(MATERIAL SHOWN)

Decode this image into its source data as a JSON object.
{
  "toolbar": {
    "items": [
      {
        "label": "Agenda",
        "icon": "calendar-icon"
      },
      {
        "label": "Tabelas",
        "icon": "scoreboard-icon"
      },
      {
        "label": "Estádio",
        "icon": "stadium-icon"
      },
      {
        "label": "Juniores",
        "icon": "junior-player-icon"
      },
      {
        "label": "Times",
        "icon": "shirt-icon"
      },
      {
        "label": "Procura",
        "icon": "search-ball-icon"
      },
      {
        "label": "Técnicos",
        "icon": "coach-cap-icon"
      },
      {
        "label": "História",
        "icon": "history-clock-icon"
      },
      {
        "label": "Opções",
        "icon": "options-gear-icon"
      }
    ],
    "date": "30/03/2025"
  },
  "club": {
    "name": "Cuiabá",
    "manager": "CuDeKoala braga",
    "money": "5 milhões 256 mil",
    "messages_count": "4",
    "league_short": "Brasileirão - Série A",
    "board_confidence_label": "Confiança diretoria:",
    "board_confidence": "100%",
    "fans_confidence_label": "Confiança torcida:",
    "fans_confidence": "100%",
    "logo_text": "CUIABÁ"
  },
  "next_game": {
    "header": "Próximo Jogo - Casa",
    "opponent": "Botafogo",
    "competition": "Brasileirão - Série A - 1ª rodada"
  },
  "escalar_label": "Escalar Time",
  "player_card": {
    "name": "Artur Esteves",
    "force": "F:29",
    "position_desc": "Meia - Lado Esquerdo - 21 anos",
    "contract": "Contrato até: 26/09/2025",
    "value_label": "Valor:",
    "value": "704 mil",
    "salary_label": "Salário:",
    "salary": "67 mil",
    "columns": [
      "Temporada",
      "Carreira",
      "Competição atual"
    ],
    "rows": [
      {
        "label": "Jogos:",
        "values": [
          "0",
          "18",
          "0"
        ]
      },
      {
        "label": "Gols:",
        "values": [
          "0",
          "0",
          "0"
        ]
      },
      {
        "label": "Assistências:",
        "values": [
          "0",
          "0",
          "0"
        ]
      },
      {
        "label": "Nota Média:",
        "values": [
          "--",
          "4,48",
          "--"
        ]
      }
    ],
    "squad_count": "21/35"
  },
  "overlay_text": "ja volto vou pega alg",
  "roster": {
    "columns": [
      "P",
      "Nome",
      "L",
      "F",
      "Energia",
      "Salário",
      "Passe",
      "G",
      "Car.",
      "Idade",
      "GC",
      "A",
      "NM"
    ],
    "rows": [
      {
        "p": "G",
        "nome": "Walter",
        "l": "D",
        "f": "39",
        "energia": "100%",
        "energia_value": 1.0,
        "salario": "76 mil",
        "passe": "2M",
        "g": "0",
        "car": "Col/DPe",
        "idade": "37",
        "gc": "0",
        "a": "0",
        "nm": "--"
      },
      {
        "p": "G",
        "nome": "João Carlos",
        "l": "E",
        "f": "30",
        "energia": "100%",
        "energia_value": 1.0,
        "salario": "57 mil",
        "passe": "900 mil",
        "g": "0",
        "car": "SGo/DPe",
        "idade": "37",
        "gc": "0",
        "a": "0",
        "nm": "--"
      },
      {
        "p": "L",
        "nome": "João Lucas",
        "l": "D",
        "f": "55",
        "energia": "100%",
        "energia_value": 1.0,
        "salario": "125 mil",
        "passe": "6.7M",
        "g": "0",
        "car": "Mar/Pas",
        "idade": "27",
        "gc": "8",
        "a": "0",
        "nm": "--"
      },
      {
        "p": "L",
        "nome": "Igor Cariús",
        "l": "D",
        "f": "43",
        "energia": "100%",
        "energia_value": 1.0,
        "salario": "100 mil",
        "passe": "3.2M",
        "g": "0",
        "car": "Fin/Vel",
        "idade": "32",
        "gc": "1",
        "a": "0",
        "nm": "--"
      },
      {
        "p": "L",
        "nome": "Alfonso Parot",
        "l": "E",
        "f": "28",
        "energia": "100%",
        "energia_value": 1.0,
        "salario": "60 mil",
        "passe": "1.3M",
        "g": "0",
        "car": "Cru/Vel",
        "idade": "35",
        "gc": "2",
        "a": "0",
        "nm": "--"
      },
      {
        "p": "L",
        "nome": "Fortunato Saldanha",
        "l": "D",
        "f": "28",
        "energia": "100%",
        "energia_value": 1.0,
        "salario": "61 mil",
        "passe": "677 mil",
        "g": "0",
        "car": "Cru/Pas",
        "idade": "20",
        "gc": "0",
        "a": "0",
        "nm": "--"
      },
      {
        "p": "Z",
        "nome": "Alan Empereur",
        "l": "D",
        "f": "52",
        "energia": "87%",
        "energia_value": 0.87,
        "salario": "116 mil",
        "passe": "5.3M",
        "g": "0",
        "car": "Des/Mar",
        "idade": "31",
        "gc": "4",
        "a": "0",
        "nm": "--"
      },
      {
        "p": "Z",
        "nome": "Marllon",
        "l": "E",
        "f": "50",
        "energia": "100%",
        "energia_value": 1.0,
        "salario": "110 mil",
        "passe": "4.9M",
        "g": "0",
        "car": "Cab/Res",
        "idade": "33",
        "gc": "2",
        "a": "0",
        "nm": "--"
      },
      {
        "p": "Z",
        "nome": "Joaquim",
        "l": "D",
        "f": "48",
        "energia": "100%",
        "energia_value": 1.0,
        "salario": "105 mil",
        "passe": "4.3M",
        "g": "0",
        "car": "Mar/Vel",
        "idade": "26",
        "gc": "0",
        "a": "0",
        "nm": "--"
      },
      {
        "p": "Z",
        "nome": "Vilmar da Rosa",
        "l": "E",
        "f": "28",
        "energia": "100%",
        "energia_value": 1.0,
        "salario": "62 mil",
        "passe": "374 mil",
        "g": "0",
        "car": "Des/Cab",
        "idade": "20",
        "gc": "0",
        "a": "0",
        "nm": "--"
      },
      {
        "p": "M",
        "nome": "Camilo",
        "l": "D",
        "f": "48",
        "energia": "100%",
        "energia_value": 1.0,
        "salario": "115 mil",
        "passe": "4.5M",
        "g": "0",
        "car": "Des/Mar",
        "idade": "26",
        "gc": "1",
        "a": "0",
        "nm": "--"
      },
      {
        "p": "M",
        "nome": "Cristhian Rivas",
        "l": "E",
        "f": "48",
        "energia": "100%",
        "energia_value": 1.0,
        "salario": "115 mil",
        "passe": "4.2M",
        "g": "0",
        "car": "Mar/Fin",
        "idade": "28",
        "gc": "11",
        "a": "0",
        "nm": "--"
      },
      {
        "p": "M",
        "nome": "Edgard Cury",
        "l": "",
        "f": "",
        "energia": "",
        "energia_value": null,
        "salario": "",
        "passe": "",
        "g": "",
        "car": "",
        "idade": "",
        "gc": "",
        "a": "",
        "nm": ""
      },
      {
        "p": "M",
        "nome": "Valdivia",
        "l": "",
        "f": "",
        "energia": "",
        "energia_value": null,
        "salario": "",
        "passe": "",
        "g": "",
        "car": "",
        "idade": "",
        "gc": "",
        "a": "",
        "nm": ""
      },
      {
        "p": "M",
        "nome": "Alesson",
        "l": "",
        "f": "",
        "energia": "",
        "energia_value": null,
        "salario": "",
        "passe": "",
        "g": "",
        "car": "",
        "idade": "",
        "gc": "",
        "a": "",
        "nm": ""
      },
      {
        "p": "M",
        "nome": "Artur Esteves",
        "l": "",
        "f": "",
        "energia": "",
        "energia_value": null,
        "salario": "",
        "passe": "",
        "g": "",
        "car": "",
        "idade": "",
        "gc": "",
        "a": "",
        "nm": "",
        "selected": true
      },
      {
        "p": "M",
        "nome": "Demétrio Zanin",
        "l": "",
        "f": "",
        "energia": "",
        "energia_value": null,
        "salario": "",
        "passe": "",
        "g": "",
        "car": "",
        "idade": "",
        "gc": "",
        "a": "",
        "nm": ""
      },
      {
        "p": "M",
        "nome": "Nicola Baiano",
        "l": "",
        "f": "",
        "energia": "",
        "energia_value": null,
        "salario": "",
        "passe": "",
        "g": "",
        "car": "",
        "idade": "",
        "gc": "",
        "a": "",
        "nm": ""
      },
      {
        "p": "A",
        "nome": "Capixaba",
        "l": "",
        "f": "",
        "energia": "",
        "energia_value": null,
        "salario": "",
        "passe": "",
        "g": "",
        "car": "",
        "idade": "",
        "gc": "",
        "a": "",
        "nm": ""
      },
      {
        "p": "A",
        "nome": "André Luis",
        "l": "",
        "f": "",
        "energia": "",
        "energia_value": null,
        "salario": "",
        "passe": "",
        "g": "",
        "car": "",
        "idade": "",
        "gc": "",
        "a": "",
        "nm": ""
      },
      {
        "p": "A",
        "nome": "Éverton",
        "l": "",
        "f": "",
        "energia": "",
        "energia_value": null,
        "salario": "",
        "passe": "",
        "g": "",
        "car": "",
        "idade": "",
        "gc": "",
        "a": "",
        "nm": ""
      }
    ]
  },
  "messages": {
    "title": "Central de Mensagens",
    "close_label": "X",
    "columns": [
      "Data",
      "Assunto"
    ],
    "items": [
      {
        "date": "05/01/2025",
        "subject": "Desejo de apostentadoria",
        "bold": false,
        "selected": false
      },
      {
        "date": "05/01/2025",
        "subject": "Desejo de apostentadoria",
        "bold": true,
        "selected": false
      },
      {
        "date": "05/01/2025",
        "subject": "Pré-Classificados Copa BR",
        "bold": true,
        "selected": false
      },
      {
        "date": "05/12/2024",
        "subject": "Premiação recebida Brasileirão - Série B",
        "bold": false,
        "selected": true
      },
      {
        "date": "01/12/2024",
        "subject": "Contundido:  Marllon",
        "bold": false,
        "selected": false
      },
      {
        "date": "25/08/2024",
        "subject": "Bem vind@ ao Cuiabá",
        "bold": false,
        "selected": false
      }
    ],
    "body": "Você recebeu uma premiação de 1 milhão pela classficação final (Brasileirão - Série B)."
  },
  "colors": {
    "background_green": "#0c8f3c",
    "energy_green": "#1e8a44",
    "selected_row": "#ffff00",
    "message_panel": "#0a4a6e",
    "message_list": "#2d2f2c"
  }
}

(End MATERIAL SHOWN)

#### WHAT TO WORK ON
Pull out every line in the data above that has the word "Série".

#### OUTPUT OF THE TASK
    "league_short": "Brasileirão - Série A",
    "competition": "Brasileirão - Série A - 1ª rodada"
        "subject": "Premiação recebida Brasileirão - Série B",
    "body": "Você recebeu uma premiação de 1 milhão pela classficação final (Brasileirão - Série B)."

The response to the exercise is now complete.